What is Obsessive Compulsive Disorder (OCD)?
Obsessive-Compulsive Disorder (OCD) is a neurobiological anxiety disorder, characterized by intrusive thoughts (obsessions) and a need to perform repetitive and ritualistic behaviors (compulsions). When these compulsions are suppressed, intense anxiety takes hold of the patient. It equally affects men, women and children of all races, ethnicities and socioeconomic backgrounds. OCD is the fourth most common psychiatric disorder, after phobias, substance abuse and major depression, affecting about one in 40 adults and one in 100 school-aged children.
What are Obsessions?
An obsession is defined as a thought, impulse or image that either recurs or persists and causes severe anxiety. These thoughts are irresistible to the OCD sufferer despite the person's realizing that these thoughts are irrational. Examples of obsessions include worries about germs/cleanliness or about safety or order.
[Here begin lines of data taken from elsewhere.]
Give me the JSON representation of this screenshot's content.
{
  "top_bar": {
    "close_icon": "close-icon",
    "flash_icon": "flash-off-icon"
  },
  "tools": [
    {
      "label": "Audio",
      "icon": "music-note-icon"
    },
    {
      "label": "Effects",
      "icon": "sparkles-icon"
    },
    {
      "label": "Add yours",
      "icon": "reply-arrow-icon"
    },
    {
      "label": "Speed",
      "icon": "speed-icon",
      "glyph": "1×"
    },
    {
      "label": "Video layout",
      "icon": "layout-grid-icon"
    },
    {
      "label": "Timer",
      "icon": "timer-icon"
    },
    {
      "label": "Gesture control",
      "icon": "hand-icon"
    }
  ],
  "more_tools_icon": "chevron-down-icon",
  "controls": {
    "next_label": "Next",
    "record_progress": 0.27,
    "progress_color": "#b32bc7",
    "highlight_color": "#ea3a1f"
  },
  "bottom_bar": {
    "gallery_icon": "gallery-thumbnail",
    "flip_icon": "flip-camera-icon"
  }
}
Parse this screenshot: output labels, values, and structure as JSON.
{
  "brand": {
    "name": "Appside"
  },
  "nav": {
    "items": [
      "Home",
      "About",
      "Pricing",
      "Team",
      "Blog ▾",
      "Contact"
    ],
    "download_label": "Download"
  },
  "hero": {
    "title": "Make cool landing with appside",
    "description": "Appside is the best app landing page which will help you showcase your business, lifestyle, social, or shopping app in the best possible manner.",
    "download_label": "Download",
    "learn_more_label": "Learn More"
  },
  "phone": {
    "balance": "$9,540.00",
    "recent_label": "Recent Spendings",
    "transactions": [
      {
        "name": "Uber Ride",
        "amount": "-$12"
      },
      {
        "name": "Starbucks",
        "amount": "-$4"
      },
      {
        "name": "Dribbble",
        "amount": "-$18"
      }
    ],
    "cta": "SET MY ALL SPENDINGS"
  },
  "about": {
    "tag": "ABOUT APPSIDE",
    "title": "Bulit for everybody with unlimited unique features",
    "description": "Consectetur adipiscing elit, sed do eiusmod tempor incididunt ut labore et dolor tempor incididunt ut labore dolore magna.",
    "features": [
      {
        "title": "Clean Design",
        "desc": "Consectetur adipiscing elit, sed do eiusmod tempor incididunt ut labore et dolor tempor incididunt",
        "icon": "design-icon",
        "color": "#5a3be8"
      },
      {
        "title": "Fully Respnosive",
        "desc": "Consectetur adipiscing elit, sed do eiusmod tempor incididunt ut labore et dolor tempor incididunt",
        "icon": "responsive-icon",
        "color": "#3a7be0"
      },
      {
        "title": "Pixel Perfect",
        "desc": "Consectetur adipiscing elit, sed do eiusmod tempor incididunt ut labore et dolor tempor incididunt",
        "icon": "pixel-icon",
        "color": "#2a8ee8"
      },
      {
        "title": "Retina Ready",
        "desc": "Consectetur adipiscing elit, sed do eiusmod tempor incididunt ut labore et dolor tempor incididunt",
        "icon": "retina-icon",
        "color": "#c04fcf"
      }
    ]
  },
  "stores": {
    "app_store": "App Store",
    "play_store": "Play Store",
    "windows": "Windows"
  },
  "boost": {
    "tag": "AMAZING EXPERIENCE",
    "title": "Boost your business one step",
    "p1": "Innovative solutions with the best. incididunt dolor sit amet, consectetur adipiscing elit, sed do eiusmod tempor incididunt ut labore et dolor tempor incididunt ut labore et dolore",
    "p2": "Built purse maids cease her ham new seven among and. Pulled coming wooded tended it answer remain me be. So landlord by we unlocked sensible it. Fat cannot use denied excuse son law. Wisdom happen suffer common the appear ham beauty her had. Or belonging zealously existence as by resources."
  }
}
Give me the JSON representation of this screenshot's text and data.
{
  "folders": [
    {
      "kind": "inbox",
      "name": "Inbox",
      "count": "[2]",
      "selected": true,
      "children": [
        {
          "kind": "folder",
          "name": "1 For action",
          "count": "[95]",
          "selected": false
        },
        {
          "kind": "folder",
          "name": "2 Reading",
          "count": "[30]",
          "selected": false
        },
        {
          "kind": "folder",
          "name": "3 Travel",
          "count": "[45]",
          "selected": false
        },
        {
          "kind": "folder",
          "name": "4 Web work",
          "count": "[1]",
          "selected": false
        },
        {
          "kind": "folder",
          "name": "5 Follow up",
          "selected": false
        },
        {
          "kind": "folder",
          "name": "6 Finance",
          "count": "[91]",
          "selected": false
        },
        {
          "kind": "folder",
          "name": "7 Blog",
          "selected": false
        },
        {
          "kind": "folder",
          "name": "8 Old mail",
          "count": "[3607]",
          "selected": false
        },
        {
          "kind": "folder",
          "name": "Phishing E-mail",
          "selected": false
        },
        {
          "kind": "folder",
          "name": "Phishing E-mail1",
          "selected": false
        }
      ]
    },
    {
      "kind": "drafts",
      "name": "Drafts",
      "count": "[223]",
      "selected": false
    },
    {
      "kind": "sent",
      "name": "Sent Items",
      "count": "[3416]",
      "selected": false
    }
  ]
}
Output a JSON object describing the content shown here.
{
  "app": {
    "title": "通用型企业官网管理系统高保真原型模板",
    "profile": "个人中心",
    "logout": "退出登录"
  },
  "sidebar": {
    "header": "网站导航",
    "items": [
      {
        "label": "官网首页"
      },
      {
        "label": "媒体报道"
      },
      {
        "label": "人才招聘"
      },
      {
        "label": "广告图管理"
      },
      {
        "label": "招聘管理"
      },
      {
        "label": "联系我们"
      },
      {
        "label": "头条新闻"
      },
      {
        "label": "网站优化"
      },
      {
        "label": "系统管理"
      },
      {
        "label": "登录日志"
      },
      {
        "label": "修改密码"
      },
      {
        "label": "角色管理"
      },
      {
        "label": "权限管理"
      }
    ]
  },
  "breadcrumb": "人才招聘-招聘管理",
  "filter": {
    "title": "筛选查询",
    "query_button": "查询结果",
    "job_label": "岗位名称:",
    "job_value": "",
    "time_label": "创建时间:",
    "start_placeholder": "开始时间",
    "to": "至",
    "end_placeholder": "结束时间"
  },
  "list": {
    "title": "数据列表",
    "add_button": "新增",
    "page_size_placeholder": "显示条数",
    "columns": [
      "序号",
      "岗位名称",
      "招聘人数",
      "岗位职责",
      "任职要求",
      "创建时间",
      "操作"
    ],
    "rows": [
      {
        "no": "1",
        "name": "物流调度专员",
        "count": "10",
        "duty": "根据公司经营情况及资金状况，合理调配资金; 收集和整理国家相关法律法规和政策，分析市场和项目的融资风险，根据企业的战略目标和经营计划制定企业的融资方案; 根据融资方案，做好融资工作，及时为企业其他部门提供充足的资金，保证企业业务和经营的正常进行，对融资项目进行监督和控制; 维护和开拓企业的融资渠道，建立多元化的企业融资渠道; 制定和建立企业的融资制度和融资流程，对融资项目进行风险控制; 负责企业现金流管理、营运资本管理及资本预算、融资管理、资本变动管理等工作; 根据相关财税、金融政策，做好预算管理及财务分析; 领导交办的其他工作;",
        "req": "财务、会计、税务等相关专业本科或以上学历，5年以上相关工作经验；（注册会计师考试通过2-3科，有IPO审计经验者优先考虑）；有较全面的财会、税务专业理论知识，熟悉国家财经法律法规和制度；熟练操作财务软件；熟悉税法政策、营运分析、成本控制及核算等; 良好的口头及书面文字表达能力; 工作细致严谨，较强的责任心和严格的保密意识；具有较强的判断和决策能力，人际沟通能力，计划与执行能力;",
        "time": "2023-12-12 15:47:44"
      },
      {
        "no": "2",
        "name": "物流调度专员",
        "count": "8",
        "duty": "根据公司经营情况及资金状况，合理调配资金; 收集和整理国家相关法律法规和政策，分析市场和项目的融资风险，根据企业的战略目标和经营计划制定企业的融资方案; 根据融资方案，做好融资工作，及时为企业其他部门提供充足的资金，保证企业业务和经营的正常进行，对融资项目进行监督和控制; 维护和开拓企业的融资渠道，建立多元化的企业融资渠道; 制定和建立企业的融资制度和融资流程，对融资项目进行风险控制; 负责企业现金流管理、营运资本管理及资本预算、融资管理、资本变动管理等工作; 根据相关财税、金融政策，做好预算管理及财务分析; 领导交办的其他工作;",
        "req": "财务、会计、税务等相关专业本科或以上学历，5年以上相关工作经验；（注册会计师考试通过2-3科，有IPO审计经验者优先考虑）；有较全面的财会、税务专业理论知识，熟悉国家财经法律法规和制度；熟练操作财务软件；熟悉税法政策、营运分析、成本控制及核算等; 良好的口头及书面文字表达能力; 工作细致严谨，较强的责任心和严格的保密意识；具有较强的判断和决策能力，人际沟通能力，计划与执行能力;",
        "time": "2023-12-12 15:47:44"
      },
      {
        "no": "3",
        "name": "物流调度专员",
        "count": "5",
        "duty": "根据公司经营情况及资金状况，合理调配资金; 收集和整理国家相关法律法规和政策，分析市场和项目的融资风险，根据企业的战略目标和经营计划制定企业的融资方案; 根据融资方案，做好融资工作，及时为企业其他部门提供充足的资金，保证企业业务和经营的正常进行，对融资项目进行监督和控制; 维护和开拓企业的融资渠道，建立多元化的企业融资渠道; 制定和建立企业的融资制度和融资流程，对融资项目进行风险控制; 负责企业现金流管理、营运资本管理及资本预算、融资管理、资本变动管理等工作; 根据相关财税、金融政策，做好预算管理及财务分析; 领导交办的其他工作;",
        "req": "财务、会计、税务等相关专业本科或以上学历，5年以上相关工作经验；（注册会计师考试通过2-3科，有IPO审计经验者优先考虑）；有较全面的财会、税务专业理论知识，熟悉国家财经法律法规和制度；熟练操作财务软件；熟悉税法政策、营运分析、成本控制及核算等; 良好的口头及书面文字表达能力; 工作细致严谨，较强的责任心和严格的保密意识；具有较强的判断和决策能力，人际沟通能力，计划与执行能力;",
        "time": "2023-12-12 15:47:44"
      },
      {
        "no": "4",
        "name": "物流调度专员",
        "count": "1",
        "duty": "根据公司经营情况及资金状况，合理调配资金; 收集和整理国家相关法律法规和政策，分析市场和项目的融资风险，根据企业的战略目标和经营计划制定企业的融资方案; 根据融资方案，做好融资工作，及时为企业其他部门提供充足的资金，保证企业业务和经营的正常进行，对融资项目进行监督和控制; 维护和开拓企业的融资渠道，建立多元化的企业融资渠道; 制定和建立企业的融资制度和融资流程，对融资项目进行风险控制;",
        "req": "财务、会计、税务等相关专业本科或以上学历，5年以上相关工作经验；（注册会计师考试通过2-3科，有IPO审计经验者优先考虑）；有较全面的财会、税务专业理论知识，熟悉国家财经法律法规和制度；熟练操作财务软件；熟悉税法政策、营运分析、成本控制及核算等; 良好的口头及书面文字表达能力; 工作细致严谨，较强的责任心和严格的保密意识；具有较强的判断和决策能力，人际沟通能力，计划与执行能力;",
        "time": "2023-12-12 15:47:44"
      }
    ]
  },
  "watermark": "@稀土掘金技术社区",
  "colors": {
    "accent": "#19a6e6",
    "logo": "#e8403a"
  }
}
A compulsion is a ritual/behavior that the individual with OCD engages in repeatedly, either because of their obsessions or according to a rigid set of rules. The aforementioned obsessions may result in compulsions like excessive hand washing, skin picking, lock checking, or repeatedly arranging items. Different than compulsions, habits are behaviors that occur with little to no thought, are repeated routinely, are not done in response to an obsession, are not particularly time-consuming, and do not cause stress.
How can OCD be recognized?
OCD obsessions are persistent and uncontrollable worries, fears or doubts. They are intrusive, unwanted and disturbing. Most people with OCD are frustrated by the obsessions, and often recognize that the obsessions and the resulting compulsions are irrational.
How is OCD treated?
Far too often, people with OCD suffer in silence, unaware that their symptoms are caused by a biological problem. Just as with many other illnesses, like asthma or diabetes, people with OCD can learn to manage their symptoms. Appropriate treatment produces changes in the brain so that it functions more normally by weakening old neurological pathways and strengthening new ones. And fortunately, the medical profession is continuing to find ways to understand and treat OCD. The prognosis for people who suffer with OCD is more hopeful than ever before.